“You don’t look the part.” 6 Steps for Discussing Appearance at Work
My husband came home one day and told me that his boss casually asked him during a happy hour, “Would you be offended if I gave you the name of my stylist?” While he shrugged it off, I was mortified. The irony -- I have a blog about fashion at work, but I hadn’t even given the man who lives with me a few tips on his work ensembles! With a ‘we’re not going down like that’ attitude, our first call the next morning was to a custom suit designer.
Just as it’s wise to solicit feedback about your appearance, it’s also important to give feedback to those who report to you. I’ve spoken at many women’s events focused on image and appearance, and the question that is asked every time is, “How do I tell my [direct report or teammate] their appearance isn’t helping them in their career?” I’ve found managers are often hesitant to bring up the subject because they don’t want to say the wrong thing or insinuate the individual doesn’t know how to dress or groom themselves. Managers also struggle to articulate why image is important and how it’s tied to people’s ability to drive results.
The hardest thing about this is there’s no accounting for taste and depending on an individual’s role, the business case for upgrading their look may be different. For example, salespeople in most professional industries understand they will be heavily evaluated by potential clients based on the first impression of their attire, but may not know how to create the right look. However, a specialist in marketing, accounting, or human resources, may be of the mindset that their level of style or appearance is less critical due to their job duties, influence, or aspirations.
If you are a manager with a team member who doesn’t dress appropriately, you are not helping him or her if you avoid the issue and hope it will go away. Research shows that image is an influencing factor in evaluating employees’ ability to make good decisions, their energy for the job, and their capabilities, which in turn influence whether they can earn respect and be seen as effective over time. Leaning in to having constructive dialogue with actionable advice could make a huge impact on those whose careers are your responsibility. Here are six important steps to help you have the most effective conversation about appearance with employees or teammates.
1. Check yourself.
Simply put, make sure your perspective is the truth before approaching the subject, because the other person will ask you about the basis for the discussion. Did a credible client, peer, manager, or direct report make a comment about the person’s appearance? Do you perceive in meetings that this person’s brand is at risk because of their personal grooming or dress?

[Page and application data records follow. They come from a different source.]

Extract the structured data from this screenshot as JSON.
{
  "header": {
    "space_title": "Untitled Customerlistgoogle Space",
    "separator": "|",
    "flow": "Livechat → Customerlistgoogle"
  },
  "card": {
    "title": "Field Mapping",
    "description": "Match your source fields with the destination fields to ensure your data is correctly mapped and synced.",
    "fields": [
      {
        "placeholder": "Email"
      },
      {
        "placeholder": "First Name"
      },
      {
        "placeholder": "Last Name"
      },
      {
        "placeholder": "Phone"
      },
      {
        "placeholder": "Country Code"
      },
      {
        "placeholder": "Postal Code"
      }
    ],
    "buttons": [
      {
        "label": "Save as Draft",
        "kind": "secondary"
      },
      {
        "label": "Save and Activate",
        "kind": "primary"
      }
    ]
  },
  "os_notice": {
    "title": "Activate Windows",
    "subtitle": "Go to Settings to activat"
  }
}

Whatever the situation, make sure you have a clear reason and business case for starting the dialogue – and solid reasons to back it up.
2. Prepare mentally.
If you're feeling nervous, remember that feedback can be a gift, and it’s a disservice to the individual when you don’t address the issue. There’s an opportunity to build trust with the person as long as you are coming from a place of caring and a desire to help them succeed. Think about all the possible outcomes this conversation could have and what could derail it. Consider what your reactions would be to each scenario and plan how you would respond. Going through this process also helps you consider the situation even more carefully and see the other person’s point of view.
3. Do your research.
Citing research about the value and importance of appearance will provide some proof points that add more weight to the conversation. It also keeps the discussion more professional and objective. There are books upon books of hard data about how appearance influences others’ perceptions of our competence and capability, and how it affects our self-image and attitude. The article, How You Dress Really Does Matter, cites some helpful research on the subject.
4. Build the conversation on positives.
How you construct the conversation is very important in terms of building rapport. Structure the conversation so you build on the person’s strengths, particularly in the areas of communicative style. Some examples of starting points include:
“You are very experienced and influential in meetings, however, there are times when you need to match the business dress of our clients. It’s respectful to them and brings your credibility up even more.”
“I’m very excited you are in this new role; I think you’re doing a great job. I want to talk to you about how your style should evolve to advance you in your role.”
“I really appreciate your commitment and contribution to this initiative, however there are times where what you are wearing detracts from your message and the great work you are doing."
5. Gain understanding, then provide actionable advice.
After you’ve put it out there, sit back and listen. The challenges of looking the part at work can include lack of time, budget, confidence in one’s style, or a range of other issues. Truly listen to the workwear or grooming challenges this person is having and be prepared to offer help in a number of different ways, like a personal stylist. There are many options for personal styling services, both in-person and online, featured in the article, My Top Five Workwear Retailers That Style Your Wardrobe… Easily. These retailers will capitalize on time, take the guesswork out of shopping, and bring you options for any size budget. Other options include following workwear blogs, building Pinterest pages of professional outfits, and emulating someone whose professional style they admire.
6. Express gratitude and keep building the relationship.
Thank the individual for being open to the conversation, whether you’ve agreed or disagreed or identified a course of action. When he or she shows progress on their personal style, take the time to recognize it and provide reassurance they are headed in the right direction.
It's not a comfortable conversation to have. If we could all practice getting feedback from our direct supervisors and peers this could become easier over time. Leaders who are willing to be direct, forthright, and engage in difficult conversations the right way will help their employees reach their full potential.